“I’m pretty sure we can get you hitting the ball well when you are done,” he said when I first asked about dropping by Hitter’s Paradise in Kihei, but I didn’t really believe it. I recalled inept middle school PE days, standing awkwardly at home plate with all eyes on me, and the creeping uncomfortable self-consciousness of adolescence. But given the fact that I’d never been to a batting cage or even swung a bat in years, I decided it was worth at least checking out.
I arrived at the batting cages, located near the Tesoro on the highway, and was reassured by the “All Skill Levels” posted on the banners and the fact that Hitter’s Paradise owner Paul Skarbo was much friendlier than any gym schoolteacher I’d ever encountered.
“Hey, howzit,” Skarbo said when I walked into his office. “You wanna hit some balls today?” His black and white Labrador-mix greeted me and wagged its tail.
Skarbo seemed at home behind a counter topped with baseballs and baseball cards, surrounded in an office space with baseball bats other related equipment.
“I loved going to the [batting cage] that used to be in Kahului,” said Skarbo, a former player and organizer of Maui’s Wood Bat (over 25) Baseball League. “I always wanted to own my own business… so I thought, it’s worth trying and see if I could make it work. It’s worked out great so far.”
Hitter’s Paradise has been open a year and a half and currently operates eight pitching machines. Three of the machines are from Kahului’s old batting cages and were sold to the county where they were neglected outdoors and let rust. Skarbo salvaged the machines and now they sit painted green under better care in his batting cages.
After some talking, I was ready to hit some balls. Dogs don’t judge.
I stepped into the cage and after some warming up, I was absorbed.
The clean clink sound of a ball hitting the $400 borrowed metal bat and the sight of it flying to meet the hanging mesh ceiling. Arms recoiling with bat in hand. A pause and breath, then a single red warning light. A cocked bat and feet replanted, watching straight ahead machinery lift and load another baseball. Then the pneumatic Shoomp! sound of a released ball passing speedily through the metal guide. A round swing and Clink! It becomes rhythmic, satisfying and cathartic.

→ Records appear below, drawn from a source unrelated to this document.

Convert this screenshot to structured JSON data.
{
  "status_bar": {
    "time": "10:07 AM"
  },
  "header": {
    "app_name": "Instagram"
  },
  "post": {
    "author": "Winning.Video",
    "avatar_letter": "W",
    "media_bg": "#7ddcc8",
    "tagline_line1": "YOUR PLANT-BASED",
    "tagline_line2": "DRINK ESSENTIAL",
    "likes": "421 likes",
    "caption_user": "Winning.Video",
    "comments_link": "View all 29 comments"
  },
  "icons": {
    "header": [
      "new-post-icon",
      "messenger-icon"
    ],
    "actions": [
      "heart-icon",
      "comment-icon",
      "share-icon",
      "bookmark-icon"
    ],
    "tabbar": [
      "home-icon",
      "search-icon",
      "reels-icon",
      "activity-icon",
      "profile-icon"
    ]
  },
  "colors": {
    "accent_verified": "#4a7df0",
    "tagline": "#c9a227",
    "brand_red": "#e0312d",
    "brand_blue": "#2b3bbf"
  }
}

Also, it was fun.
“Some families come at night and bring dinner to eat in the ‘dugout,’” Skarbo said, referring to the covered area with picnic tables. “We have a TV so they can watch sports and hit balls.”
And with Maui’s kids about to be out for the summer, Hitter’s Paradise is opening for expanded summer hours starting May 27, which run from 10am to 8pm from Sunday to Thursday, and until 9pm on Friday and Saturday.
In addition, Hitter’s Paradise serves Little League teams, who come to visit during the day. There are lanes for slow pitch softball and fast pitch, and for baseball speeds from 45 to 70 miles per hour. There’s a pitcher’s mound so people can hit live balls, and a radar gun that’ll clock how fast your throw is. Misting machines are mounted outside to provide an escape from the Kihei heat in between exerting hitting sessions.
I stepped out of the cage with the chest of my shirt a little damp from sweat and relaxed in the shade of the dugout. Whether I was “hitting the ball well” by that point, as Paul had trusted me to be, was debatable, but irrelevant. What mattered was that I had a good time.
Hitter’s Paradise is located at 386 Huku Li’i Place in Kihei, down the road from Tesoro and can be contacted at 808-298-0262, firstname.lastname@example.org or Hittersparadise.com There are token rates for the machines, prepaid hitting cards, timed cage and pitching mound rentals, private lessons and options for birthday parties.